My mom's computer was running pretty slowly, so she asked me to troubleshoot it and try to find a way to speed it up. I checked the activity monitor on her computer and found that her hard drive's disk usage was often pegged at 100% while her CPU (central processing unit) and RAM (random-access memory) had plenty of headroom. Since she was using a HDD (hard disk drive), I advised her to upgrade to an SSD (solid-state disk).
She purchased the SSD online and I told her I'd install it and transfer all her files to it the next time I visited my parents. When I tried ot install it to transfer the files, I discovered a problem. The PSU (power supply unit) in her computer did not have enough connections to power both the HDD that came with the computer and the new SSD at the same time!
Fortunately, she still had her old desktop computer and its PSU. I was powered the SSD with the PSU from the old desktop and left all of the other power connections in my mom's computer as they were. I'd power the new SSD with one PSU and the rest of the computer with the other.
I was worried that there would be a large ground differential between the two power supplies.
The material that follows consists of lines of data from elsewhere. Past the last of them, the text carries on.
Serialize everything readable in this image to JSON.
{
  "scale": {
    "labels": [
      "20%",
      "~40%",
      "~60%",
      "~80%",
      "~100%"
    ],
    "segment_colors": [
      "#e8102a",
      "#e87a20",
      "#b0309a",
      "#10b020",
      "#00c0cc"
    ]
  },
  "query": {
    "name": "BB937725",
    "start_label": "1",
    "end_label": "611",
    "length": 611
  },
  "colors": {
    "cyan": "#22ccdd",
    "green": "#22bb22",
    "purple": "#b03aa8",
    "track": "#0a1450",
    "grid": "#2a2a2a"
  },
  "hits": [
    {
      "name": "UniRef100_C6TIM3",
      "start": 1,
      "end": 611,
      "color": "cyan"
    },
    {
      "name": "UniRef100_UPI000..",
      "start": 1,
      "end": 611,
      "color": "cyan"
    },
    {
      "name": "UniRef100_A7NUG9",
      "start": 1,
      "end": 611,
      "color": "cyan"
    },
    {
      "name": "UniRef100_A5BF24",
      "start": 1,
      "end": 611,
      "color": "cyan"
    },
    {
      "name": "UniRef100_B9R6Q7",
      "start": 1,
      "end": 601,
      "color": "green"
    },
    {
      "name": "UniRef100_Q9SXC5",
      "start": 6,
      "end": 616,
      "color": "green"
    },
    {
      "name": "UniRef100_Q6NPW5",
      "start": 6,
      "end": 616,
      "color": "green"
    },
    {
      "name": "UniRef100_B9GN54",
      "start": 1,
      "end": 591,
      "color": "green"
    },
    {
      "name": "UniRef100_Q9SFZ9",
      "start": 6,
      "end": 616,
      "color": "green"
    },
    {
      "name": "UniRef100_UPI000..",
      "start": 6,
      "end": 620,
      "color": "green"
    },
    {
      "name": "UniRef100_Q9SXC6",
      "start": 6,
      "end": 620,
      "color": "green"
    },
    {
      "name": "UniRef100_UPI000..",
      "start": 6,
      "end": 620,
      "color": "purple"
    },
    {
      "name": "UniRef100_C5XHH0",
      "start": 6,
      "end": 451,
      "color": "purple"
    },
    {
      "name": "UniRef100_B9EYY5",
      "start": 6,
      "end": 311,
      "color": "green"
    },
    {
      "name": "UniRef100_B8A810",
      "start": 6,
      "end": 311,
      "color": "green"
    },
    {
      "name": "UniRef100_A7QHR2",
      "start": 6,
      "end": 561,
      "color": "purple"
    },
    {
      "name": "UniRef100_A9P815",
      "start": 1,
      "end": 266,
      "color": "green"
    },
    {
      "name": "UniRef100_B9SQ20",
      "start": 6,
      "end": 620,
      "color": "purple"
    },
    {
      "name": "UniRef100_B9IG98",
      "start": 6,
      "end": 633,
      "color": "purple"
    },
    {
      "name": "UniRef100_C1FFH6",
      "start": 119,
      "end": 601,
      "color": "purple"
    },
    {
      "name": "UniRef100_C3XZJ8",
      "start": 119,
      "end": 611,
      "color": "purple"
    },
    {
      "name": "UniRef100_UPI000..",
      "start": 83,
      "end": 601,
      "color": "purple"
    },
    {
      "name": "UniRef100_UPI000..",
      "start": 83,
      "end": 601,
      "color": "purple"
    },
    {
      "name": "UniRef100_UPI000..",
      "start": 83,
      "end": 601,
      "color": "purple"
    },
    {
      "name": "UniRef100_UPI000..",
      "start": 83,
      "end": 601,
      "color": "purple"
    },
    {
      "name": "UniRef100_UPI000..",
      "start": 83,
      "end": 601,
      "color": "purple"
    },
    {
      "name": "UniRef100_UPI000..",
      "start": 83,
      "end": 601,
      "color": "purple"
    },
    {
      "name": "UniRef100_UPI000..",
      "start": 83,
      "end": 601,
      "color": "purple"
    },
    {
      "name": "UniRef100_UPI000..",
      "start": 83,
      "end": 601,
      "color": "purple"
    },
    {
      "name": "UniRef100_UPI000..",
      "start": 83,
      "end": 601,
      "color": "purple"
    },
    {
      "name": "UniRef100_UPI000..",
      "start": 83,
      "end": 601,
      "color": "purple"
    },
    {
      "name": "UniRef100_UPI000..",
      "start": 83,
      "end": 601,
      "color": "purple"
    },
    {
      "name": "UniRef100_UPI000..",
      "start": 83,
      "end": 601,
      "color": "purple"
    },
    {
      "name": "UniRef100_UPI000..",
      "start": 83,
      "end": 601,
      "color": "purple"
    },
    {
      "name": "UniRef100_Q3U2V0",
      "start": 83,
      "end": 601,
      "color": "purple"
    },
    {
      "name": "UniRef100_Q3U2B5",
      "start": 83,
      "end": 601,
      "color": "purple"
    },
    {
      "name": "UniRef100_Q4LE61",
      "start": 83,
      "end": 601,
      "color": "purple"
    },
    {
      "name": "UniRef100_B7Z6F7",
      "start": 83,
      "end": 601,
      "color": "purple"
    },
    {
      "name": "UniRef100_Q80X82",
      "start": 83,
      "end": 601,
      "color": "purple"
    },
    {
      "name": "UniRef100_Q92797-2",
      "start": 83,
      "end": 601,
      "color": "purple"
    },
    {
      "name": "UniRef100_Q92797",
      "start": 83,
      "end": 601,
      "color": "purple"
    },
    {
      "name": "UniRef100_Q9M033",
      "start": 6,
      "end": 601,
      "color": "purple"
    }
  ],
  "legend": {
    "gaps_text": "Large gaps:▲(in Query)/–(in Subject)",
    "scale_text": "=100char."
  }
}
If that happened, the only ground connection between the two power supplies would be through the signal grounds on the SATA (serial ATA) cable between the SSD and the motheboard. If the current due to the ground diferential between the two power supplies was too high, it could damage the new SSD or the motherboard.
I felt prety confident that the ground differential would be pretty small since I had the two power supplies plugged into the same power strip and I'd power them both on at about the same time.
To get the two power supplies to power on at the same time was a little tricky. The power supply in the computer could be turned on with the computer's power switch. The extra power supply I'd have to power on by connecting 5 V to the green wire on the motherboard power cable. You can see how I did this in the image below.
I hit the switch on the computer, used a while to connect the red and green wires on the second power supply's motherboard cable, and crossed my fingers.
The computer booted up correctly, and I was able to use Samsung's disk migration tool to transfer al of my mom's files from the old HDD to her new SSD.
I'm happy to report that the migration was a success and my mom is very happy with her computer's increased performance.
Have you ever had to do something similar to upgrade or fix a computer? Let me know in the comments!
Photo by Johannes Plenio